Rejoicing, including tournaments and jousting, resumed in 1558 and July 1559, in conjunction with marriages, after the ceasefire with Spain. It was a well-known tragedy when the king was fatally injured in a joust. Diane ran to be by his side, but the queen stopped her. Diane de Poitiers had never before felt so helpless; she was terrified of witnessing the death of France’s monarch and even more so of bearing the brunt of the Queen’s vengeance. They had no power without Henry.

After getting some news, Diane de Poitiers goes home. Even though she had not been invited, she was glad to see the burial from a window. There was no white and black clothing on the effigy of the monarch, no crescent moon, and no HD on the harness of the king’s horse. In April 1560, a document of transfer was completed between her and Queen Catherine de Medici, who had promised her the fortress of Chaumont sur Loire in exchange for Chenonceau.

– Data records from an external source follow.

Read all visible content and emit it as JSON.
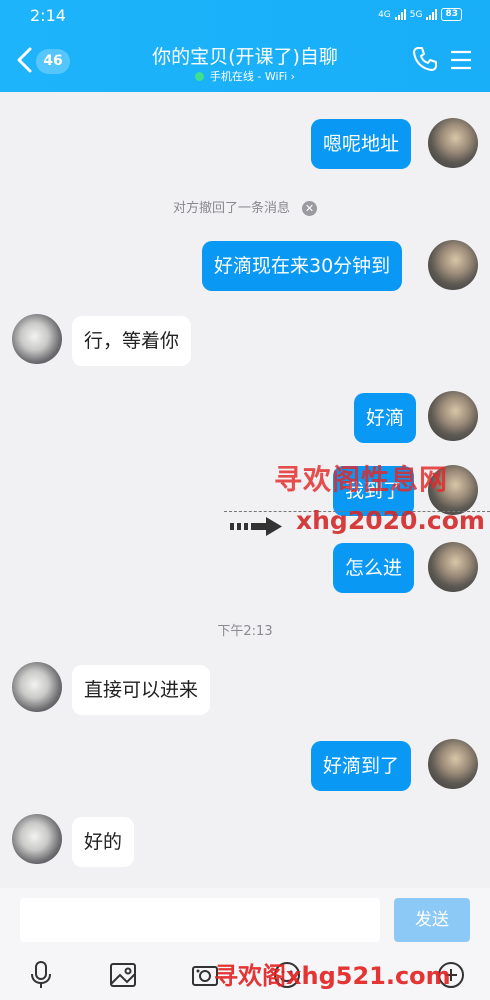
{
  "status_bar": {
    "time": "2:14",
    "signal1": "4G",
    "signal2": "5G",
    "battery": "83"
  },
  "header": {
    "unread_count": "46",
    "title": "你的宝贝(开课了)自聊",
    "subtitle": "手机在线 - WiFi ›"
  },
  "messages": [
    {
      "side": "me",
      "text": "嗯呢地址"
    },
    {
      "type": "notice",
      "text": "对方撤回了一条消息"
    },
    {
      "side": "me",
      "text": "好滴现在来30分钟到"
    },
    {
      "side": "them",
      "text": "行，等着你"
    },
    {
      "side": "me",
      "text": "好滴"
    },
    {
      "side": "me",
      "text": "我到了"
    },
    {
      "side": "me",
      "text": "怎么进"
    },
    {
      "type": "timestamp",
      "text": "下午2:13"
    },
    {
      "side": "them",
      "text": "直接可以进来"
    },
    {
      "side": "me",
      "text": "好滴到了"
    },
    {
      "side": "them",
      "text": "好的"
    }
  ],
  "watermark": {
    "line1": "寻欢阁性息网",
    "line2": "xhg2020.com",
    "bottom": "寻欢阁xhg521.com"
  },
  "input": {
    "placeholder": "",
    "send_label": "发送"
  },
  "toolbar": [
    "microphone-icon",
    "image-icon",
    "camera-icon",
    "emoji-icon",
    "plus-icon"
  ]
}
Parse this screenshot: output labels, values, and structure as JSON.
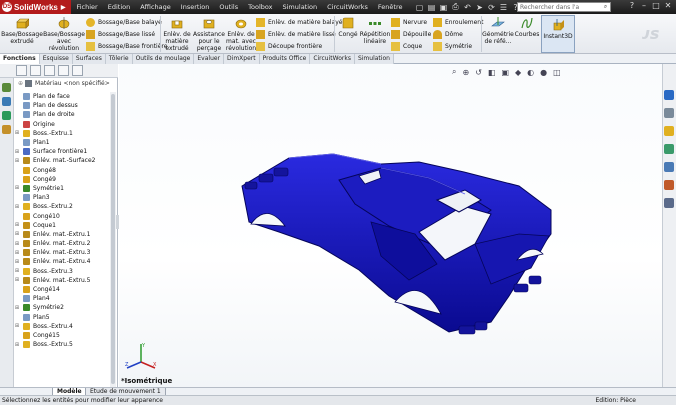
{
  "app": {
    "name": "SolidWorks",
    "colors": {
      "titlebar": "#1e1e1e",
      "logo": "#b31b1b",
      "model": "#1212aa",
      "selection": "#3a5fa8"
    }
  },
  "menu": [
    "Fichier",
    "Edition",
    "Affichage",
    "Insertion",
    "Outils",
    "Toolbox",
    "Simulation",
    "CircuitWorks",
    "Fenêtre"
  ],
  "search": {
    "placeholder": "Rechercher dans l'a"
  },
  "ribbon": {
    "base_extrude": "Base/Bossage extrudé",
    "base_revolve": "Base/Bossage avec révolution",
    "boss_swept": "Bossage/Base balayé",
    "boss_loft": "Bossage/Base lissé",
    "boss_boundary": "Bossage/Base frontière",
    "cut_extrude": "Enlèv. de matière extrudé",
    "hole_wizard": "Assistance pour le perçage",
    "cut_revolve": "Enlèv. de mat. avec révolution",
    "cut_swept": "Enlèv. de matière balayé",
    "cut_loft": "Enlèv. de matière lissé",
    "cut_boundary": "Découpe frontière",
    "fillet": "Congé",
    "linear_pattern": "Répétition linéaire",
    "rib": "Nervure",
    "draft": "Dépouille",
    "shell": "Coque",
    "wrap": "Enroulement",
    "dome": "Dôme",
    "mirror": "Symétrie",
    "ref_geometry": "Géométrie de réfé...",
    "curves": "Courbes",
    "instant3d": "Instant3D"
  },
  "tabs": [
    "Fonctions",
    "Esquisse",
    "Surfaces",
    "Tôlerie",
    "Outils de moulage",
    "Evaluer",
    "DimXpert",
    "Produits Office",
    "CircuitWorks",
    "Simulation"
  ],
  "tree": {
    "material": "Matériau <non spécifié>",
    "items": [
      "Plan de face",
      "Plan de dessus",
      "Plan de droite",
      "Origine",
      "Boss.-Extru.1",
      "Plan1",
      "Surface frontière1",
      "Enlév. mat.-Surface2",
      "Congé8",
      "Congé9",
      "Symétrie1",
      "Plan3",
      "Boss.-Extru.2",
      "Congé10",
      "Coque1",
      "Enlév. mat.-Extru.1",
      "Enlév. mat.-Extru.2",
      "Enlév. mat.-Extru.3",
      "Enlév. mat.-Extru.4",
      "Boss.-Extru.3",
      "Enlév. mat.-Extru.5",
      "Congé14",
      "Plan4",
      "Symétrie2",
      "Plan5",
      "Boss.-Extru.4",
      "Congé15",
      "Boss.-Extru.5"
    ]
  },
  "viewport": {
    "view_name": "*Isométrique"
  },
  "bottom_tabs": [
    "Modèle",
    "Etude de mouvement 1"
  ],
  "status": {
    "message": "Sélectionnez les entités pour modifier leur apparence",
    "mode": "Edition: Pièce"
  }
}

When Diane visited Catherine’s former estate in Chaumont sur Loire, she was shocked to find numerous artifacts associated with necromancy and alchemy left behind by the queen, including an altar adorned with Greek, Egyptian, and Hebrew characters, powder flasks and jars of brine containing animal limbs, as well as strange works, parchments, and animal remains. She left Chaumont to her daughter Françoise after burning everything in the house.

She moved on to Anet, where she could continue to dwell in Henry’s shadow. Despite a horse accident that shattered her leg, she remained in great shape and looked stunning as she entered her 60s. She had just turned 64.

The death of Diane de Poitiers

Diane de Poitiers, who lived to be 66 years old, passed away at her castle of Anet on April 26, 1566, following a terrible but short illness (perhaps food poisoning). Françoise de Brezé and Louise de Brezé inherited a large portion of their mother’s wealth, and she also left money to many religious institutions. Several hundred impoverished peasants in white followed the casket as they sang, “Pray to God for Diane de Poitiers,” during her burial.

She was laid to rest in the mausoleum she had constructed on the grounds of the castle. In 1795, French rebels uncovered her grave and snipped her hair for souvenir locks. Years later, the castle was auctioned brick by brick.

By Bertie Atkinson

As a history and science writer for Malevus, Bertie Atkinson writes about a wide range of subjects, including ancient civilizations and world wars. During his leisure time, he enjoys reading, watching Netflix, and playing chess.